Or how to fix simple things with simple code

So when Windows 8 Arrived Microsoft introduced their new way to distribute apps via the Windows Microsoft Store, using what they call “Universal Apps”, aka UWP applications, initially it was meant to host mobile apps for phones and tablets, but the scope grew fast.

Years passed and when Windows 10 came, Microsoft released the “Play Anywhere” program, bringing many fan favorites from the consoles to the PC using their store, Like Forza and Gears of War, sadly tho, the inner workings of the UWP platform proved to be a barrier for stablished softwares that the gaming community uses on a daily basis.

Distribution and other problems aside, UWP apps are “installed” in a sandboxed environment, it hides all the files related to those apps on “c:\program files\windowsapps”, it’s a protected and hidden folder, users usually don’t have read nor write rights on this folder as it’s owned by NTAUTHORITY. Also, these apps can’t be called by opening their ‘.exe’ in any tradicional way.

Many PC gamers use Steam as their primary launcher for games because it offers a good UI and is already stablished in the market, but those restrictions from the UWP eco system means that users are unable to access their apps and use them with Steam, and because of the rights on that folder, many softwares that tried to circunvent this problem just wouldn’t work on many machines.

UWP apps can be called by their AUMID although, you don’t even need access to the root of that folder if you know the AUMID of the desired app, meaning that you can even read images and any file that is in “c:\program files\windowsapps\ {AUMID}".

That’s how UWPHook is able to simply work on everyones PC.

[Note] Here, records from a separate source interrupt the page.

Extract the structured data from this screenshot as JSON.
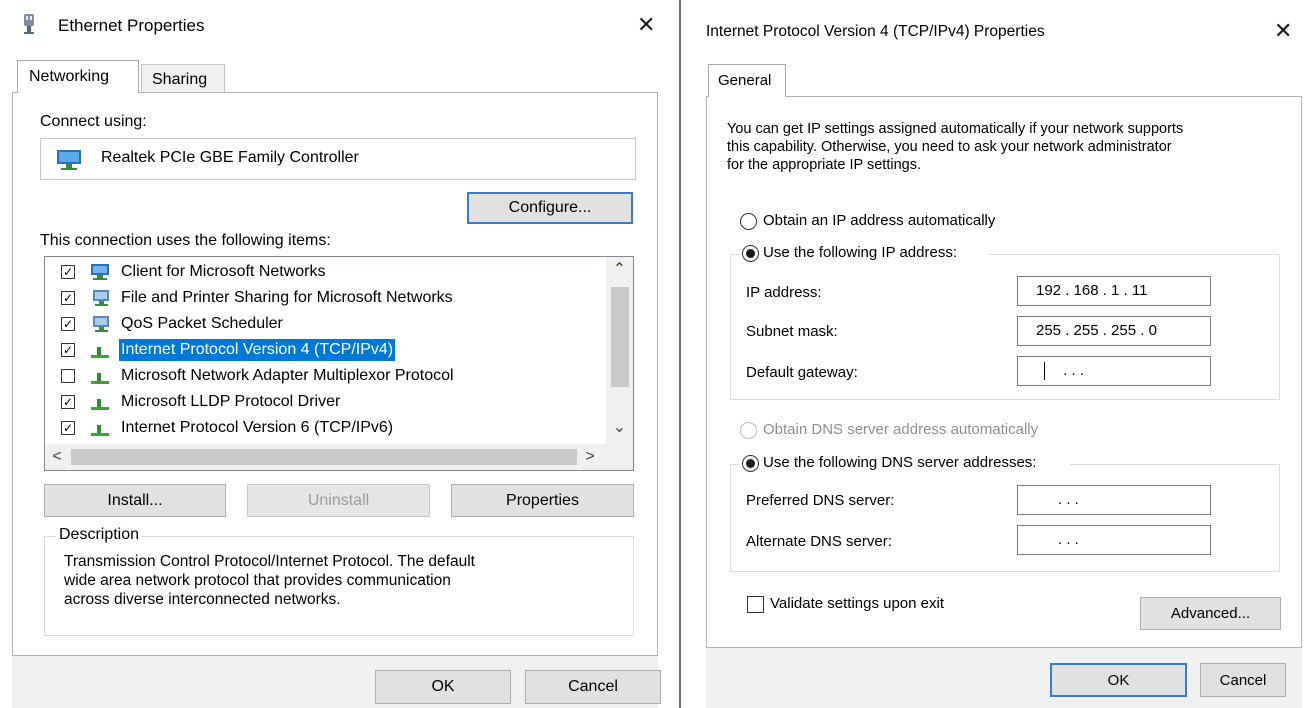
{
  "ethernet": {
    "title": "Ethernet Properties",
    "close_glyph": "✕",
    "tabs": [
      {
        "label": "Networking",
        "active": true
      },
      {
        "label": "Sharing",
        "active": false
      }
    ],
    "connect_using_label": "Connect using:",
    "adapter_name": "Realtek PCIe GBE Family Controller",
    "configure_label": "Configure...",
    "items_label": "This connection uses the following items:",
    "items": [
      {
        "label": "Client for Microsoft Networks",
        "checked": true,
        "icon": "network-client-icon"
      },
      {
        "label": "File and Printer Sharing for Microsoft Networks",
        "checked": true,
        "icon": "network-service-icon"
      },
      {
        "label": "QoS Packet Scheduler",
        "checked": true,
        "icon": "network-service-icon"
      },
      {
        "label": "Internet Protocol Version 4 (TCP/IPv4)",
        "checked": true,
        "icon": "protocol-icon",
        "selected": true
      },
      {
        "label": "Microsoft Network Adapter Multiplexor Protocol",
        "checked": false,
        "icon": "protocol-icon"
      },
      {
        "label": "Microsoft LLDP Protocol Driver",
        "checked": true,
        "icon": "protocol-icon"
      },
      {
        "label": "Internet Protocol Version 6 (TCP/IPv6)",
        "checked": true,
        "icon": "protocol-icon"
      }
    ],
    "scroll_up_glyph": "⌃",
    "scroll_down_glyph": "⌄",
    "scroll_left_glyph": "<",
    "scroll_right_glyph": ">",
    "install_label": "Install...",
    "uninstall_label": "Uninstall",
    "properties_label": "Properties",
    "description_legend": "Description",
    "description_lines": [
      "Transmission Control Protocol/Internet Protocol. The default",
      "wide area network protocol that provides communication",
      "across diverse interconnected networks."
    ],
    "ok_label": "OK",
    "cancel_label": "Cancel",
    "colors": {
      "selection": "#0078d7",
      "focus_border": "#3a7bc8"
    }
  },
  "ipv4": {
    "title": "Internet Protocol Version 4 (TCP/IPv4) Properties",
    "close_glyph": "✕",
    "tab_label": "General",
    "intro_lines": [
      "You can get IP settings assigned automatically if your network supports",
      "this capability. Otherwise, you need to ask your network administrator",
      "for the appropriate IP settings."
    ],
    "obtain_ip_label": "Obtain an IP address automatically",
    "use_ip_label": "Use the following IP address:",
    "ip_address_label": "IP address:",
    "ip_address_value": "192 . 168 .  1  .  11",
    "subnet_mask_label": "Subnet mask:",
    "subnet_mask_value": "255 . 255 . 255 .  0",
    "gateway_label": "Default gateway:",
    "gateway_value": " .       .       .",
    "obtain_dns_label": "Obtain DNS server address automatically",
    "use_dns_label": "Use the following DNS server addresses:",
    "preferred_dns_label": "Preferred DNS server:",
    "preferred_dns_value": "  .       .       .",
    "alternate_dns_label": "Alternate DNS server:",
    "alternate_dns_value": "  .       .       .",
    "validate_label": "Validate settings upon exit",
    "advanced_label": "Advanced...",
    "ok_label": "OK",
    "cancel_label": "Cancel",
    "ip_mode": "manual",
    "dns_mode": "manual",
    "validate_checked": false
  }
}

By running a PowerShell script that lists the AppName and AUMID, i can guess what is the full path to the app, and even a suitable icon, then i write that as a shortcut “non-Steam app” on a VDF file that stores a list of non-Steam games of each user on that PC. Later, when the user ‘launches’ Forza from Steam, it actually opens UWPHook, which calls ApplicationActivationManager passing the AUMID for Forza as a parameter, then, while the user plays their game, my app keeps looking at the proccess it launched, seeing if it is still running, if it is not, UWPHook closes it self, terminating the “Now Playing” status on Steam, making the user experience flawless.